▽
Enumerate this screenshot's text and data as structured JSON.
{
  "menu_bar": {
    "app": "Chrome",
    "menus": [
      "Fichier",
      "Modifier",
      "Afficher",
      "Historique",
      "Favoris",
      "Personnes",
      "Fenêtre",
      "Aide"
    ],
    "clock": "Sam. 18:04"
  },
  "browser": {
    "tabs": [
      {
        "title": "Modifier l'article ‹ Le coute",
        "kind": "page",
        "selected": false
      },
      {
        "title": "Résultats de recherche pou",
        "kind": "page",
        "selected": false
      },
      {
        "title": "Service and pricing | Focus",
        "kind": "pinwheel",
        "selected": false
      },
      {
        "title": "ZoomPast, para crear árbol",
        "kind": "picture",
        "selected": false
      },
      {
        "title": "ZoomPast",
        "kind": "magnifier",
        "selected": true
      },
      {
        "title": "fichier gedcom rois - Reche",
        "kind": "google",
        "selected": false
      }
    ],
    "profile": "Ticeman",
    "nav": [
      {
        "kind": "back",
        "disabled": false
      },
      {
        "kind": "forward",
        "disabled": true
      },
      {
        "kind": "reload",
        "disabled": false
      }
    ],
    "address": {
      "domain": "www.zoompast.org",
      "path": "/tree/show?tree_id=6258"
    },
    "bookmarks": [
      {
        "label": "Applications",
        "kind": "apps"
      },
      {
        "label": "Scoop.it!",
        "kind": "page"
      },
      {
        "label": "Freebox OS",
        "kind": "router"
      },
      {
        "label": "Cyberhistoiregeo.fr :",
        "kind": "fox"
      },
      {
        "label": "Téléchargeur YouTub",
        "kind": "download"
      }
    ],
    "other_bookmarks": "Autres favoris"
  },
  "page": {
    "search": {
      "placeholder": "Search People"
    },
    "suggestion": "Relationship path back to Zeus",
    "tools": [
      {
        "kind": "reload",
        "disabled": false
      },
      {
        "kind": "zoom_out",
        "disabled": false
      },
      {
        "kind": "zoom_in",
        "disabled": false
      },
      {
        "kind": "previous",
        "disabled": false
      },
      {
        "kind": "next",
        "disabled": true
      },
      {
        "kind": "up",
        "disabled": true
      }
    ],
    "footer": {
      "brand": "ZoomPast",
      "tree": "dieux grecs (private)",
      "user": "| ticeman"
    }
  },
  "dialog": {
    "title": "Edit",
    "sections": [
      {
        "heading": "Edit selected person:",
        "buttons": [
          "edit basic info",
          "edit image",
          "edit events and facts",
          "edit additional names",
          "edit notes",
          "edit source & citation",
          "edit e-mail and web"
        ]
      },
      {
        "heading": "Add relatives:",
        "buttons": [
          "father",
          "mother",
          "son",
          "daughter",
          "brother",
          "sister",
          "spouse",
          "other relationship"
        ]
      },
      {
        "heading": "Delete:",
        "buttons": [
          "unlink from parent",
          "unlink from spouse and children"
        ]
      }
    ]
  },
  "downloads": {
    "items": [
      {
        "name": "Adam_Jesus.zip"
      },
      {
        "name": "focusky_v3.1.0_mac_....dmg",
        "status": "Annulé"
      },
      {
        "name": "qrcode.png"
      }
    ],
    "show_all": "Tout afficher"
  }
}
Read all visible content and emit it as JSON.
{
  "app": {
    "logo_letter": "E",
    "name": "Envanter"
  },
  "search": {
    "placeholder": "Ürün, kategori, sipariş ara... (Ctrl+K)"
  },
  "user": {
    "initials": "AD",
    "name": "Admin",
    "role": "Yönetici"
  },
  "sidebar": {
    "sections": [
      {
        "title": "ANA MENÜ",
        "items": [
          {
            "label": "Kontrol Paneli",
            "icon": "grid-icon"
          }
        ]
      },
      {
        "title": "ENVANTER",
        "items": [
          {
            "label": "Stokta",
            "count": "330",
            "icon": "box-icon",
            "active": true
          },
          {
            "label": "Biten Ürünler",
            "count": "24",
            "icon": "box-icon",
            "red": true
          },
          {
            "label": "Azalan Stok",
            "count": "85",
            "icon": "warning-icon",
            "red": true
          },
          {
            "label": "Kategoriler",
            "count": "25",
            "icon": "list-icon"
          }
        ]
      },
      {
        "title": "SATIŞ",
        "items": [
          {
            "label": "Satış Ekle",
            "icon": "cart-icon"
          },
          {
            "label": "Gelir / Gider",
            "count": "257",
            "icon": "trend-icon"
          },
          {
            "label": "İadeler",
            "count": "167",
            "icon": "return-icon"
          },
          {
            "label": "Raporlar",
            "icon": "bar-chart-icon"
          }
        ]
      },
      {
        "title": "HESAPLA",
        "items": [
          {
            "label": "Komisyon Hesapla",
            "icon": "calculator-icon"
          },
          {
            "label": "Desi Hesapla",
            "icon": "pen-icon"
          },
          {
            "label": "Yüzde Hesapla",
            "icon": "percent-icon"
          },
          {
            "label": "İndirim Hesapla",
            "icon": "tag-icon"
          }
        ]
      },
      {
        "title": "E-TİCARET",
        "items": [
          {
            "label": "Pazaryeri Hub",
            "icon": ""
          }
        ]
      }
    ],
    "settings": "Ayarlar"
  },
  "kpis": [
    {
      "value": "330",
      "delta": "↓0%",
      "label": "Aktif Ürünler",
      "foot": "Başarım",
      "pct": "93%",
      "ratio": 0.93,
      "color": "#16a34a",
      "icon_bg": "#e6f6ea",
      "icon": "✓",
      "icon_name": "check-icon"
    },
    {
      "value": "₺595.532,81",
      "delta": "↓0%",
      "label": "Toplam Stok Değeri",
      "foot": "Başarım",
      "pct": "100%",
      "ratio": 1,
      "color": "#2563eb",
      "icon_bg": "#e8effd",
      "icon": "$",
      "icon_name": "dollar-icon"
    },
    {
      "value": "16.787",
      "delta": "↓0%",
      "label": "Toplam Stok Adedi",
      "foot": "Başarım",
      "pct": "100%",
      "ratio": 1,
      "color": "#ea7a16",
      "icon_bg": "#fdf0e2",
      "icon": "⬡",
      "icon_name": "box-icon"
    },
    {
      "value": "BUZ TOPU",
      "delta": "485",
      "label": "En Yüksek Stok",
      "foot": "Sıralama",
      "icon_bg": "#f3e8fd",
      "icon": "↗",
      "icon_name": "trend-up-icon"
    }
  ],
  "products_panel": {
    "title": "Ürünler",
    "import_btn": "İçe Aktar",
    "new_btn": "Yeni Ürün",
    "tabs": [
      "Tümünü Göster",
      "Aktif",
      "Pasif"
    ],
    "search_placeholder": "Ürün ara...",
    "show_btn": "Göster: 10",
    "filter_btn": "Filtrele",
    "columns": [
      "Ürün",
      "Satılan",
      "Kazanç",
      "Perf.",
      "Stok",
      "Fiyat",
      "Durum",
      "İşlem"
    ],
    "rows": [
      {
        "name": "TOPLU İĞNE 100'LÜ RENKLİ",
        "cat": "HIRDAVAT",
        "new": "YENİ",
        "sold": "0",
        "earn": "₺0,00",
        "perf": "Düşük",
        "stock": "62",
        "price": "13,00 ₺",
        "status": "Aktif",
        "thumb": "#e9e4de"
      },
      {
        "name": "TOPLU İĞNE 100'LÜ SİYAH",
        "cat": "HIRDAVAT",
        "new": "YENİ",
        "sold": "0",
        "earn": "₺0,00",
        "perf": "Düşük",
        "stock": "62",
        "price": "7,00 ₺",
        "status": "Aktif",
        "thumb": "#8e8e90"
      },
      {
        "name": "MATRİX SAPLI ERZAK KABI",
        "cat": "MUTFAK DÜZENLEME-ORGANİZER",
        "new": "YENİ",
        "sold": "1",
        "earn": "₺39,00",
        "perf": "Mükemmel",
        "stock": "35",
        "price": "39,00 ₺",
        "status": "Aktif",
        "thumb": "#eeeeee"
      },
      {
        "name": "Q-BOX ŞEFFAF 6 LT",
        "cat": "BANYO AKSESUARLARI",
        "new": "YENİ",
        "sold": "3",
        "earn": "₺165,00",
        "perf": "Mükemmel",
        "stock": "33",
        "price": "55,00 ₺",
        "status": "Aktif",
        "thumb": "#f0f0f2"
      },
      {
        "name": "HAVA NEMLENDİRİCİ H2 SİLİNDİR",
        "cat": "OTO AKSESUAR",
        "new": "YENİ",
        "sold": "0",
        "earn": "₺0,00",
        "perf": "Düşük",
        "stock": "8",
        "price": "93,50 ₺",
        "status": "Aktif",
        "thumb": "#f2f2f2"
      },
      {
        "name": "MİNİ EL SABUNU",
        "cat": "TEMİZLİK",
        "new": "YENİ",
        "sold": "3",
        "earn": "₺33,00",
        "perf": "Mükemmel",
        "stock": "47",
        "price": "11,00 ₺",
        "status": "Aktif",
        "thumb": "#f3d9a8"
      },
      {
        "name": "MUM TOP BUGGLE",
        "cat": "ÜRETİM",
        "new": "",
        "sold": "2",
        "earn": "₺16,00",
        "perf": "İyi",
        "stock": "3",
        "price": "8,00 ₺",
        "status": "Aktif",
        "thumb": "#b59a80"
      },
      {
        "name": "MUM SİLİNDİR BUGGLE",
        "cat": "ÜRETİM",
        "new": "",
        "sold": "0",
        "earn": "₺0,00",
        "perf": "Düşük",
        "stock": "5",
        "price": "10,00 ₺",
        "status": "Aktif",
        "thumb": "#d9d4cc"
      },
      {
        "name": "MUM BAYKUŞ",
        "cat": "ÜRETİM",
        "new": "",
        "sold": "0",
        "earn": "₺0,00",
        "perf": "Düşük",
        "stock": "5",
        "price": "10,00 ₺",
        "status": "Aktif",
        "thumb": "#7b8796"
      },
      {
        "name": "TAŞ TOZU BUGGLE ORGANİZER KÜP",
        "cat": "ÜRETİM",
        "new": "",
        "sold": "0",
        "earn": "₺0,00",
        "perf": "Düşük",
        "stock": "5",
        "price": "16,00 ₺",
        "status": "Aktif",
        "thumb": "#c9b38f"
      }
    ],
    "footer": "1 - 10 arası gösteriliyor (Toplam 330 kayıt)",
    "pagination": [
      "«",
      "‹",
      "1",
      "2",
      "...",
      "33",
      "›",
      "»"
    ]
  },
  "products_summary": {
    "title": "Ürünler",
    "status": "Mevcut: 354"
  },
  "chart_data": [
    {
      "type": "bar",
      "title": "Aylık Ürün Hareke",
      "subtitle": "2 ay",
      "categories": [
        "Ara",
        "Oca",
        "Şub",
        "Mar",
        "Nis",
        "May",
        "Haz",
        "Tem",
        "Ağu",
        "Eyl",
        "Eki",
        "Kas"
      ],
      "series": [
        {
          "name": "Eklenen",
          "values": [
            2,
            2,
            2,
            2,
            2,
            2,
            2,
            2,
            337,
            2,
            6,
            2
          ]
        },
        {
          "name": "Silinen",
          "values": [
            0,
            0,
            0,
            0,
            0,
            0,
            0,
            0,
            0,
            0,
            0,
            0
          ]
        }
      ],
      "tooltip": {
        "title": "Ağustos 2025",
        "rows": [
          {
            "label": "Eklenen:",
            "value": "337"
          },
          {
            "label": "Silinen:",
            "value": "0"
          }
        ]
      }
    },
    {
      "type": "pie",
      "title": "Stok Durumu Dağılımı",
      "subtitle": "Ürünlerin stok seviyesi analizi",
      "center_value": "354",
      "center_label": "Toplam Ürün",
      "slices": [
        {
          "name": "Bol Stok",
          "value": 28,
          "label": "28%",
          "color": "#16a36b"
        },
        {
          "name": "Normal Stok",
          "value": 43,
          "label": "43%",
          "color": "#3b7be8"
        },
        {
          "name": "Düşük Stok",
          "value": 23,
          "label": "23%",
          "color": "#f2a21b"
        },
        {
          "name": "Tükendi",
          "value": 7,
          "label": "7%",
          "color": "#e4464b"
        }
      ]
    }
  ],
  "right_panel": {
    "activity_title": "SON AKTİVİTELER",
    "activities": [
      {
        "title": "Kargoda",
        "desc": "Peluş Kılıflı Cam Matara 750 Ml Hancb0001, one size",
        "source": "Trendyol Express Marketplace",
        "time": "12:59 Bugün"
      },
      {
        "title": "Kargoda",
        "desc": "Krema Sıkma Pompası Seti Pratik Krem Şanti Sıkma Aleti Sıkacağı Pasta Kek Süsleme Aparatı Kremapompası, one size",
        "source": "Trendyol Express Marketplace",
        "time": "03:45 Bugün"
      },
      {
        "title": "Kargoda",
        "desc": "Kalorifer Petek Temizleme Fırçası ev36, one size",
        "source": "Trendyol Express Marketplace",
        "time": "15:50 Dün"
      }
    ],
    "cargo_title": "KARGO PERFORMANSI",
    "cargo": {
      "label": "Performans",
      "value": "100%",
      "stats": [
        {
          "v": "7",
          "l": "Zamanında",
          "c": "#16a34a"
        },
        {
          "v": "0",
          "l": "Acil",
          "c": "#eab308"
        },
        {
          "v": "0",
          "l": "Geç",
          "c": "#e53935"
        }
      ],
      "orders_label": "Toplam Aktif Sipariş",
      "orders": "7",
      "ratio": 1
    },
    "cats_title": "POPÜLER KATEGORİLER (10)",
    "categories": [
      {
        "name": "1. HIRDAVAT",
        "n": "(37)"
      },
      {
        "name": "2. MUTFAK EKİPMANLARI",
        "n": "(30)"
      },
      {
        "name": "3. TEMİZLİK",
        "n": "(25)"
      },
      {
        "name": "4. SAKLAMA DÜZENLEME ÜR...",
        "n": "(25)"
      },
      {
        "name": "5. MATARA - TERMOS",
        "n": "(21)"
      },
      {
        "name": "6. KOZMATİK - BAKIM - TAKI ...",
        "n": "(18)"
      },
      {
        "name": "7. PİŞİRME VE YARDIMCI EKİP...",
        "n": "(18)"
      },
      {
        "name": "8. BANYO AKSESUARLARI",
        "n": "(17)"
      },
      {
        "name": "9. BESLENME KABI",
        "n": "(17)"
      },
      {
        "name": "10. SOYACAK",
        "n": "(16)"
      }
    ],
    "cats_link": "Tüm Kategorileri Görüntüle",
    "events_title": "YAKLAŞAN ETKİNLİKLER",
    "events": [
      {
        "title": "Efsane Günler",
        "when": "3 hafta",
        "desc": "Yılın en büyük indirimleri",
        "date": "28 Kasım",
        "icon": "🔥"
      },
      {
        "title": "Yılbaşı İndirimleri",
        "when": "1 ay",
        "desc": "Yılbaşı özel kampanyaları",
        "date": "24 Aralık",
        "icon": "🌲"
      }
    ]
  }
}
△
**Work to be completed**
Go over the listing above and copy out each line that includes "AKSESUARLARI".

**Exercise solution**
        "cat": "BANYO AKSESUARLARI",
        "name": "8. BANYO AKSESUARLARI",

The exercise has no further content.